THE Arriva bus strike shows no sign of ending as it enters its third week across Merseyside.
In an update provided by Arriva North West on Monday, August 1, they said a “generous pay rise” had been rejected by union reps from Unite and GMB. The exact figure was not given, but it is believed that the two unions have previously dismissed an 8.5% pay rise offer.
Strike action began on Wednesday, July 20 at 2am after 1,800 workers agreed to ‘walk out’ over a pay dispute. During each day of the industrial action there has been no Arriva bus service operating anywhere within Merseyside.
The strike is indefinite, meaning it will carry on until all parties reach an agreement on a pay rise for workers. The depots involved in the dispute include Bootle, Southport, Liverpool, Birkenhead, Bolton, Macclesfield, Manchester, Runcorn, Speke, St Helens and Winsford.
A spokesperson for Arriva North West said: “We are extremely disappointed that despite further negotiations with Unite and GMB and a very generous improved offer, the Unions have once again walked away without even agreeing to put our offer to their members. This means we continue to face ongoing strike action across the North West region, causing continued misery for passengers.
“We have worked tirelessly to reach an agreement on a way forward, today making an offer that would have seen our drivers being the highest paid in the region, with no changes to current employee benefits and a lump sum of backdated pay to April 1, 2022.

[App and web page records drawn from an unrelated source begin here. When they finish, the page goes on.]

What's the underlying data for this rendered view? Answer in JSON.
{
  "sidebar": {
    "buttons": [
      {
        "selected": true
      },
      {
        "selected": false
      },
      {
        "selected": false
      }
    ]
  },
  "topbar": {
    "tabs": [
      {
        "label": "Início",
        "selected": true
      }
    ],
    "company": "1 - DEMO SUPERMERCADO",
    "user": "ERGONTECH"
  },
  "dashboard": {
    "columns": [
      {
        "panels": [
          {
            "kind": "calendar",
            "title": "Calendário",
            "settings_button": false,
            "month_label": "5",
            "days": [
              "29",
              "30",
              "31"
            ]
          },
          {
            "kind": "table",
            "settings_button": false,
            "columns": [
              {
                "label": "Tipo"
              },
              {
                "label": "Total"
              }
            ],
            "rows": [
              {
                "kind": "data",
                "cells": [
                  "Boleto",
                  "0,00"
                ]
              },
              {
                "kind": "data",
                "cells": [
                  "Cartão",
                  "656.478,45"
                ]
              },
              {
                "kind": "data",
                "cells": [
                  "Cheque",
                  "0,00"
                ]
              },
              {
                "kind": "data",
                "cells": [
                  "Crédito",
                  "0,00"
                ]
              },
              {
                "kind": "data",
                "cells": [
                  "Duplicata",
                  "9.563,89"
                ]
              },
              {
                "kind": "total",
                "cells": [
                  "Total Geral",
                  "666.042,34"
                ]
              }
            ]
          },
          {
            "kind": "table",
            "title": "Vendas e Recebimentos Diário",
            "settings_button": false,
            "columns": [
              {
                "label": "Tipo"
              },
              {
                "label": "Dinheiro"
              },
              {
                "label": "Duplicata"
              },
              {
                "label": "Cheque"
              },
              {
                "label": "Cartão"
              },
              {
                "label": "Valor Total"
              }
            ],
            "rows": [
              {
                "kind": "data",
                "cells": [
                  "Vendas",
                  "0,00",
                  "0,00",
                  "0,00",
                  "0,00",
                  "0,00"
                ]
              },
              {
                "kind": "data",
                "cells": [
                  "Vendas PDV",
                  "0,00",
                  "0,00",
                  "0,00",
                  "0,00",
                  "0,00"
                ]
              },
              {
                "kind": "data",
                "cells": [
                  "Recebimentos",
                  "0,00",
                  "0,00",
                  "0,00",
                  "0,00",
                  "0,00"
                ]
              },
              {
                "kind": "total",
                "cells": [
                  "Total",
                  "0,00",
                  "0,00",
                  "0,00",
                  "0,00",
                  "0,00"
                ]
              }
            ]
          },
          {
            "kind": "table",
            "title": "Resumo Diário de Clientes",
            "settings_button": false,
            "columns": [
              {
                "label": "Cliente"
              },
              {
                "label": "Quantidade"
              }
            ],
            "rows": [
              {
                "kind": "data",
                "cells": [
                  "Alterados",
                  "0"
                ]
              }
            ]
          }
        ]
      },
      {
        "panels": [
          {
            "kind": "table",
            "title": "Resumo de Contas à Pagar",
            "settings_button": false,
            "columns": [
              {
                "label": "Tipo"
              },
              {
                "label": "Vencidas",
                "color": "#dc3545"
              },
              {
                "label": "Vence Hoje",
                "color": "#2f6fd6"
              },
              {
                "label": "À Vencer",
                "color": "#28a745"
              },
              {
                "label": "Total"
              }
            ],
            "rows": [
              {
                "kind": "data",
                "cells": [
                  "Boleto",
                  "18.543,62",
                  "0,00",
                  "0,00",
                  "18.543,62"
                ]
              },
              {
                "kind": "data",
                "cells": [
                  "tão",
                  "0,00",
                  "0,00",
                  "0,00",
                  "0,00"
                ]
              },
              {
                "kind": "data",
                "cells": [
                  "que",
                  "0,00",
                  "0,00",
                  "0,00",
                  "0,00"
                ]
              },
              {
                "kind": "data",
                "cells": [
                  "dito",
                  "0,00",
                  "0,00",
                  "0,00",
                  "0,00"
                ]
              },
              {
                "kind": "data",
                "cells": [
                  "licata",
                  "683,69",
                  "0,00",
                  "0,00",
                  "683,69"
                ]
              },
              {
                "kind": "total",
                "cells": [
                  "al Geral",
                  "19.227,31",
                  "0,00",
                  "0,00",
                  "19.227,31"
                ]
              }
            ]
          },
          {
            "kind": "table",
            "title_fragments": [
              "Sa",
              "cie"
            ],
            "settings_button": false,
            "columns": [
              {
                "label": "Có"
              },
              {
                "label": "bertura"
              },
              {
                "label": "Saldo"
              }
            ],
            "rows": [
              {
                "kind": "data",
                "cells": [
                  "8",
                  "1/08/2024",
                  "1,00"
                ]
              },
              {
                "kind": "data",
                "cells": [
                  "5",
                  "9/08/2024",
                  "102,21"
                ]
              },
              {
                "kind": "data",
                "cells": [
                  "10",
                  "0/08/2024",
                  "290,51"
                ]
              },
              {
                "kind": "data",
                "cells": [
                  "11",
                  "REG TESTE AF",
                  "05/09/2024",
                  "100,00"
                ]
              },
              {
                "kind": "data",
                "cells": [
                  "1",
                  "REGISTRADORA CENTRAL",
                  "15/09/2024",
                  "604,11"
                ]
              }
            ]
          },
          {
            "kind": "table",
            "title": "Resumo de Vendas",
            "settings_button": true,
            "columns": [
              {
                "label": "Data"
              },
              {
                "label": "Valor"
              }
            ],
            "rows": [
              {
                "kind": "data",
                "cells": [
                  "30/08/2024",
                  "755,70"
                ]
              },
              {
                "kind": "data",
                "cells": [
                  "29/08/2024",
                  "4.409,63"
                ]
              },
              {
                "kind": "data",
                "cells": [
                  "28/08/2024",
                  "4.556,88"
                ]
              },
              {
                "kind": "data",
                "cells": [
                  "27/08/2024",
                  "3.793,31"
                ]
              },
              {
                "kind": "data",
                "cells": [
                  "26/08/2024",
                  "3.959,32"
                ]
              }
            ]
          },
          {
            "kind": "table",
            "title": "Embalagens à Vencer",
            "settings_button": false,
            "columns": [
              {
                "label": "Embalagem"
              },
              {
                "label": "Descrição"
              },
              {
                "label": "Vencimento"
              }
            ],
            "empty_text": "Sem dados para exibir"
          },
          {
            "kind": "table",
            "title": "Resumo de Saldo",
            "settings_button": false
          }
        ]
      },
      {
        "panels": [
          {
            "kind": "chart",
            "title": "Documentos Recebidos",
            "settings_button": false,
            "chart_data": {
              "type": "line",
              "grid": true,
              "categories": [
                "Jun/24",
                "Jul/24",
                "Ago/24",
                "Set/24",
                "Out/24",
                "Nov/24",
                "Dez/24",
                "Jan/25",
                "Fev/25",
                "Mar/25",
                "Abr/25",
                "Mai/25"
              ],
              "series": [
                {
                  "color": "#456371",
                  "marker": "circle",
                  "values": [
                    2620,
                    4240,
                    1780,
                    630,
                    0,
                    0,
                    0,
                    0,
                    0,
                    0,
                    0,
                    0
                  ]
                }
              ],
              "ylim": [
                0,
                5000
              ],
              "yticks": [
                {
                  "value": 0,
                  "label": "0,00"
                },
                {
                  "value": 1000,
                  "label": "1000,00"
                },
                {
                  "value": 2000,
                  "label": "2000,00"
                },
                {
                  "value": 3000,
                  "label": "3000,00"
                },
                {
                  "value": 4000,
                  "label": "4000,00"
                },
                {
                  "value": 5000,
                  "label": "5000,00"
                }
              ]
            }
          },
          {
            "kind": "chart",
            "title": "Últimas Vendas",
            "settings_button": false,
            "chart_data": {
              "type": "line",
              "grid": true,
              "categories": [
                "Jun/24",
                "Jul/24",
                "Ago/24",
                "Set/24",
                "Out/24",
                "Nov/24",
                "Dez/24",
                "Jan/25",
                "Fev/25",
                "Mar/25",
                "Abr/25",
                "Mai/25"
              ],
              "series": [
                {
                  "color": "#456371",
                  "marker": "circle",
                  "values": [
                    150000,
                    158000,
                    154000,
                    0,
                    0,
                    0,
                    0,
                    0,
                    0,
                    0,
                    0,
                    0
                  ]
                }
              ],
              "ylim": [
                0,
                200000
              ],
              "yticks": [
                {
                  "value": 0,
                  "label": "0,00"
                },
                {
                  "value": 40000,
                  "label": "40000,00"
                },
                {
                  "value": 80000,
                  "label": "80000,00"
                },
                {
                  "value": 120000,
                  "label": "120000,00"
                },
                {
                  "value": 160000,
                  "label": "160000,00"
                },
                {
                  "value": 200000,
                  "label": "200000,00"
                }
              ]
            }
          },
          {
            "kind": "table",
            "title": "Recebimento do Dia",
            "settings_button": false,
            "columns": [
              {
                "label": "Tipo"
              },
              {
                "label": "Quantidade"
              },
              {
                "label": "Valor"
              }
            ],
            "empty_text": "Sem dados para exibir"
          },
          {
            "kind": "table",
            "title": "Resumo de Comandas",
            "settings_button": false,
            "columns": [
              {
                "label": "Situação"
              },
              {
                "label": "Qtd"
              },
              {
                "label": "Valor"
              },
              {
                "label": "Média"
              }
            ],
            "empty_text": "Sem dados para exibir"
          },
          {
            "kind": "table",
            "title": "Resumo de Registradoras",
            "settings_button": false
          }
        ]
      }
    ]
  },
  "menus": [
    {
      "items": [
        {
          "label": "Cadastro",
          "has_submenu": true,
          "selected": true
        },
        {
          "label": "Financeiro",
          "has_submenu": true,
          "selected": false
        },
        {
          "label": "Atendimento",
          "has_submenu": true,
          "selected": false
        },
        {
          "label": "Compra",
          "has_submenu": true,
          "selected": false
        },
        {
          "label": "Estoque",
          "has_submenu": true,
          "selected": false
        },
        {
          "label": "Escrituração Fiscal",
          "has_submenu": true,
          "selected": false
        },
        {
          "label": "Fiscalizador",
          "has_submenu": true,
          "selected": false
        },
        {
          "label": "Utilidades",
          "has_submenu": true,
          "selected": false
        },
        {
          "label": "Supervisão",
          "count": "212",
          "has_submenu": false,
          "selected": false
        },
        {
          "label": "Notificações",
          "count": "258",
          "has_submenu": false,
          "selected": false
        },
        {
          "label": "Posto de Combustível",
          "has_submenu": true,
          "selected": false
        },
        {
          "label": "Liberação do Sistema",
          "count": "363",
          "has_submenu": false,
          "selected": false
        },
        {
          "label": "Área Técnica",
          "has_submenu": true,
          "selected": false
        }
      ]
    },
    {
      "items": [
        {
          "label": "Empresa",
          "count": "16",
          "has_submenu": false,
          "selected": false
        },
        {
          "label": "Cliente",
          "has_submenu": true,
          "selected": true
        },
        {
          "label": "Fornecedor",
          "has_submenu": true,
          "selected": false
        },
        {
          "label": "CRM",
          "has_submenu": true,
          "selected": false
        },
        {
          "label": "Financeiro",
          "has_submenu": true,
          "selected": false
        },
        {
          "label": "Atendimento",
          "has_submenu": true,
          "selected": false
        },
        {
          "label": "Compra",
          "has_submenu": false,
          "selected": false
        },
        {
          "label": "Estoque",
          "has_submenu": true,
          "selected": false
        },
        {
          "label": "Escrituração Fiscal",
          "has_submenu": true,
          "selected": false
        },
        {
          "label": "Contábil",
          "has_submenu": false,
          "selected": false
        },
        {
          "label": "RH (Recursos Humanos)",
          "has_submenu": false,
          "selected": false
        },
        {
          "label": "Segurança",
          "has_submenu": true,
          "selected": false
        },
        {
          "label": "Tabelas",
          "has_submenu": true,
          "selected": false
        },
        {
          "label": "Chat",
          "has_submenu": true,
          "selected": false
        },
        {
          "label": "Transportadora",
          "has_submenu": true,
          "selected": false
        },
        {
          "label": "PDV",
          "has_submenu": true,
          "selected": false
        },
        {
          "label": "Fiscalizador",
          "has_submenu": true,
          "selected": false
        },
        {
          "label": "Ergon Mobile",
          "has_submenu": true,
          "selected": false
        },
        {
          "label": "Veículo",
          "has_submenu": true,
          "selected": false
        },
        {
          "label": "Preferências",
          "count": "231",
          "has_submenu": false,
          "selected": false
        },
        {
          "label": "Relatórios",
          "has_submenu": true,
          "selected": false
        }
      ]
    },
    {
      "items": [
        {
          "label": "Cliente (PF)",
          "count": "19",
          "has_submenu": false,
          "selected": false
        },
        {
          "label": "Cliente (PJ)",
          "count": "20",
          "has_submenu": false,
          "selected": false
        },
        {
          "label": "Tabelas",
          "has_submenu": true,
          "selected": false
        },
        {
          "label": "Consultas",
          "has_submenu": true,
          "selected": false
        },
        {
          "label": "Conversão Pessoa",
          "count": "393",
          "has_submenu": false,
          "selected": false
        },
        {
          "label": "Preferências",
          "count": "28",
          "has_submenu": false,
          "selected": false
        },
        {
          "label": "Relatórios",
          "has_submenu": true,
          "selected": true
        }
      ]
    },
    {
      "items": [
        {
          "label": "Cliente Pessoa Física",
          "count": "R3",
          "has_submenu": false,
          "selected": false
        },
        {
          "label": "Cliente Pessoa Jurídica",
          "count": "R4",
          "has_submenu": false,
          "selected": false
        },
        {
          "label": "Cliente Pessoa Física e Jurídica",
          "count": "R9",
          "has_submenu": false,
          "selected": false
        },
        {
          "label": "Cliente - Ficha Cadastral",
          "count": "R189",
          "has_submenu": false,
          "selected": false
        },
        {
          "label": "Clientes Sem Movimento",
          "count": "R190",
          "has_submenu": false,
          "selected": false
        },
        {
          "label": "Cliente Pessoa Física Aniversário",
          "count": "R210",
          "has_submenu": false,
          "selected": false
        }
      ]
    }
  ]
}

“Our customers will share our frustration at the Unions’ unreasonable stance. We are seeking to engage ACAS to help bring a resolution to this situation and we urge Unite and GMB to immediately reconsider their position, call an end to strike action and give their members the opportunity to ballot on our generous pay rise.”
Unite regional officer Dave Roberts said: “This dispute is all about greed not need. Arriva could make its workers a decent offer but it chose not to. Even now strikes can be avoided if Arriva made an offer which meets members’ expectations.”